Diet is an integral part of recovery and it starts right after your training! Be sure to eat and hydrate quickly after you finish a run or workout and get a good ratio of high-quality carbohydrates, proteins and fats to be sure your muscles can rebuild quickly and store the energy you'll need to make your next run even better.
Diet is also a highly individual but for this post I’ll keep my recommendations simple. Eat real, less-processed foods with a high percentage of vegetables, complex carbohydrates, proteins and healthy fats. I plan to write a more detailed article on optimal fueling for runners later.
Once you ramp up your mileage and get into the meat of your marathon training, you’ll be ready to eat just about everything at just about any hour of the day. So keep your kitchen stocked with healthy options or else you may be shocked in the morning to see what you’ve devoured as a midnight snack!
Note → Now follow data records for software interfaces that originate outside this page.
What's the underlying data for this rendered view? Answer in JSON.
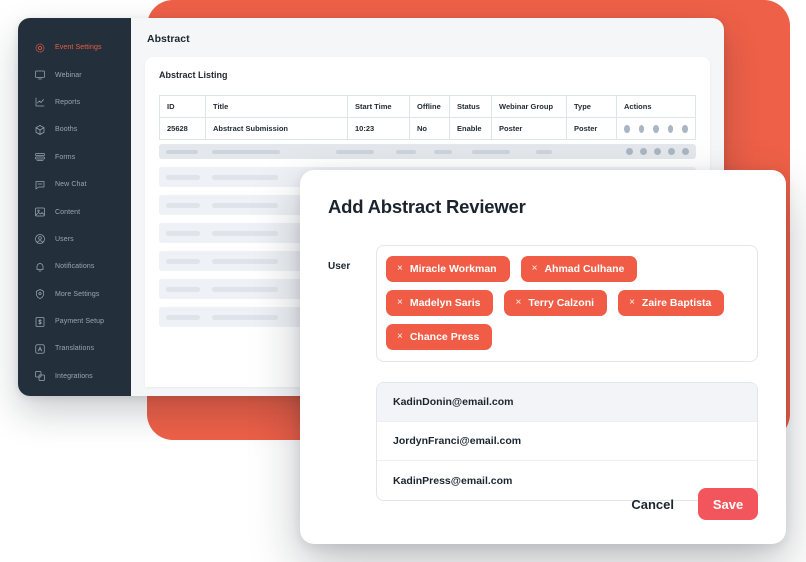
{
  "theme": {
    "orange_panel": "#ee6048",
    "sidebar_bg": "#232f3a",
    "accent_chip": "#f05c45",
    "save_button": "#f2555b",
    "active_nav": "#f05c45"
  },
  "sidebar": {
    "items": [
      {
        "label": "Event Settings",
        "icon": "gear-icon",
        "active": true
      },
      {
        "label": "Webinar",
        "icon": "monitor-icon",
        "active": false
      },
      {
        "label": "Reports",
        "icon": "chart-line-icon",
        "active": false
      },
      {
        "label": "Booths",
        "icon": "cube-icon",
        "active": false
      },
      {
        "label": "Forms",
        "icon": "forms-icon",
        "active": false
      },
      {
        "label": "New Chat",
        "icon": "chat-icon",
        "active": false
      },
      {
        "label": "Content",
        "icon": "image-icon",
        "active": false
      },
      {
        "label": "Users",
        "icon": "user-circle-icon",
        "active": false
      },
      {
        "label": "Notifications",
        "icon": "bell-icon",
        "active": false
      },
      {
        "label": "More Settings",
        "icon": "settings-badge-icon",
        "active": false
      },
      {
        "label": "Payment Setup",
        "icon": "dollar-card-icon",
        "active": false
      },
      {
        "label": "Translations",
        "icon": "translate-icon",
        "active": false
      },
      {
        "label": "Integrations",
        "icon": "layers-icon",
        "active": false
      }
    ]
  },
  "main": {
    "page_title": "Abstract",
    "card_title": "Abstract Listing",
    "table": {
      "columns": [
        "ID",
        "Title",
        "Start Time",
        "Offline",
        "Status",
        "Webinar Group",
        "Type",
        "Actions"
      ],
      "rows": [
        {
          "id": "25628",
          "title": "Abstract Submission",
          "start_time": "10:23",
          "offline": "No",
          "status": "Enable",
          "webinar_group": "Poster",
          "type": "Poster",
          "action_dot_count": 5
        }
      ],
      "skeleton_row_count": 6
    }
  },
  "modal": {
    "title": "Add Abstract Reviewer",
    "user_field_label": "User",
    "chips": [
      {
        "name": "Miracle Workman",
        "remove": "×"
      },
      {
        "name": "Ahmad Culhane",
        "remove": "×"
      },
      {
        "name": "Madelyn Saris",
        "remove": "×"
      },
      {
        "name": "Terry Calzoni",
        "remove": "×"
      },
      {
        "name": "Zaire Baptista",
        "remove": "×"
      },
      {
        "name": "Chance Press",
        "remove": "×"
      }
    ],
    "suggestions": [
      {
        "email": "KadinDonin@email.com",
        "highlighted": true
      },
      {
        "email": "JordynFranci@email.com",
        "highlighted": false
      },
      {
        "email": "KadinPress@email.com",
        "highlighted": false
      }
    ],
    "cancel_label": "Cancel",
    "save_label": "Save"
  }
}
Your end goal is to finish the marathon feeling good about your performance! That will require from 3-6 hours of running at a steady pace depending on your fitness level. So it follows that most of your day to day running workouts will fall close to this 'easy' sustainable pace.
Known as the theory of specificity, it has become more and more popular after the rise of the Hanson's marathon training guide. While it sounds logical enough, for a long time runners did a grand majority of training at a pace that was significantly slower than marathon pace.
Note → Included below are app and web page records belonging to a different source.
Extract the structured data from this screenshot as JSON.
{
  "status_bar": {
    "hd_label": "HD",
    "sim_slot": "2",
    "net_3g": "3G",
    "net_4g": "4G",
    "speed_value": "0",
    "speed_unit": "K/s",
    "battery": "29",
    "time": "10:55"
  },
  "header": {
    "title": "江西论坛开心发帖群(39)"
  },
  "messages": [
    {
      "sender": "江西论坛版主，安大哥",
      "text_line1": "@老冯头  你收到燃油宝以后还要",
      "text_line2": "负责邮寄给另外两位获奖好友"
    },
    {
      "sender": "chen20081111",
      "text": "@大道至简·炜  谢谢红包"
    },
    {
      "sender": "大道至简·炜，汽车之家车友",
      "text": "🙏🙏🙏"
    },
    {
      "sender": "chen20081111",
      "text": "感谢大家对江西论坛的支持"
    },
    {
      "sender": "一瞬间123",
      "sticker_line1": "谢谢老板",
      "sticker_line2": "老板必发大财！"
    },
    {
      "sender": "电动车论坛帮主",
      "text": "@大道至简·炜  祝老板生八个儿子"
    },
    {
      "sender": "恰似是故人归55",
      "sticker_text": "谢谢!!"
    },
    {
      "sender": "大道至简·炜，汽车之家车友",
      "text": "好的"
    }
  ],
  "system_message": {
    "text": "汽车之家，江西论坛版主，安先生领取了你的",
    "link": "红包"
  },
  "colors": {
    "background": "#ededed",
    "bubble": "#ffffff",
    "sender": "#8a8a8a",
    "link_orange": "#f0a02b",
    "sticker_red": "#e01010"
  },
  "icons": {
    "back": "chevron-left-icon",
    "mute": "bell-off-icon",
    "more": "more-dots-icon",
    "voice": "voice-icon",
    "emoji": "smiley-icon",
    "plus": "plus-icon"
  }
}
As a beginning runner, you should definitely be sticking to 'easy' paces for the over 80% of your running time per week. So what is easy for you? When you're running along you should be able to speak, out loud, in full sentences without losing your breath. If you can't get more than a few words out at a time, you're going too fast.
How to practice your marathon race pace
- First you can start dabbling with mid-week 'tempo' runs that involve 8-10 km of sustained goal pace, or slightly faster than your 'easy' everyday run pace. These runs will prime your body for race day and give you a reality check on what you can achieve in the marathon.
- Practice races from the 10k to half-marathon are a great place to dial in pacing and see where you stand. It goes without mentioning that if you try to run a half-marathon at your target marathon pace and fall apart in the last few kms then trying to hold onto that pace for a full marathon will be a recipe for disaster.
In addition to adapting your body specifically for the pace of your marathon run, these two ancillary components of your overall training load are key to becoming a fitter, stronger and resilient runner.
Most trainers and coaches warn new runners from diving into serious speed work too soon after they start running. And rightfully so, running too much at higher paces adds significant stress to your tendons and joints as they are still trying to adapt to a regular running routine.
So what SHOULD you do as a beginner?
Most coaches agree that starting with small amounts of higher-speed running can give you faster fitness gains. Here are a few ways to ease faster running into your weekly marathon training routine:
- Hills are a great way to get stronger faster, no matter what level runner you are. If you can do some of your regular distance on hilly trails then you will notice yourself improving more quickly and also reduce your chances of injury.
- Fast finish runs are a great way to put some pep in your pacing come race day. Once or twice a week you can gradually increase the speed of the last km or two of your run so that you finish at more of a 5-10k race pace.
- Fartlek runs have a funny name but can really break the boredom of daily runs. During a regular 6-10 km run, throw in a minute or so of higher paced running. These can be random challenges dictated by physical objects along your way or just a gradually harder effort to crest a hill. Throw 4-5 into one of your weekly runs and spice things up.
Now You’re Ready!
When you see your friends posting pics from this fall marathon season and feel that urge to run, I hope this article will give you the tools you need to get off on the right foot.
Let me know:
- Have you ever wanted to run a marathon?
- What kind of running topics do you want to learn more about?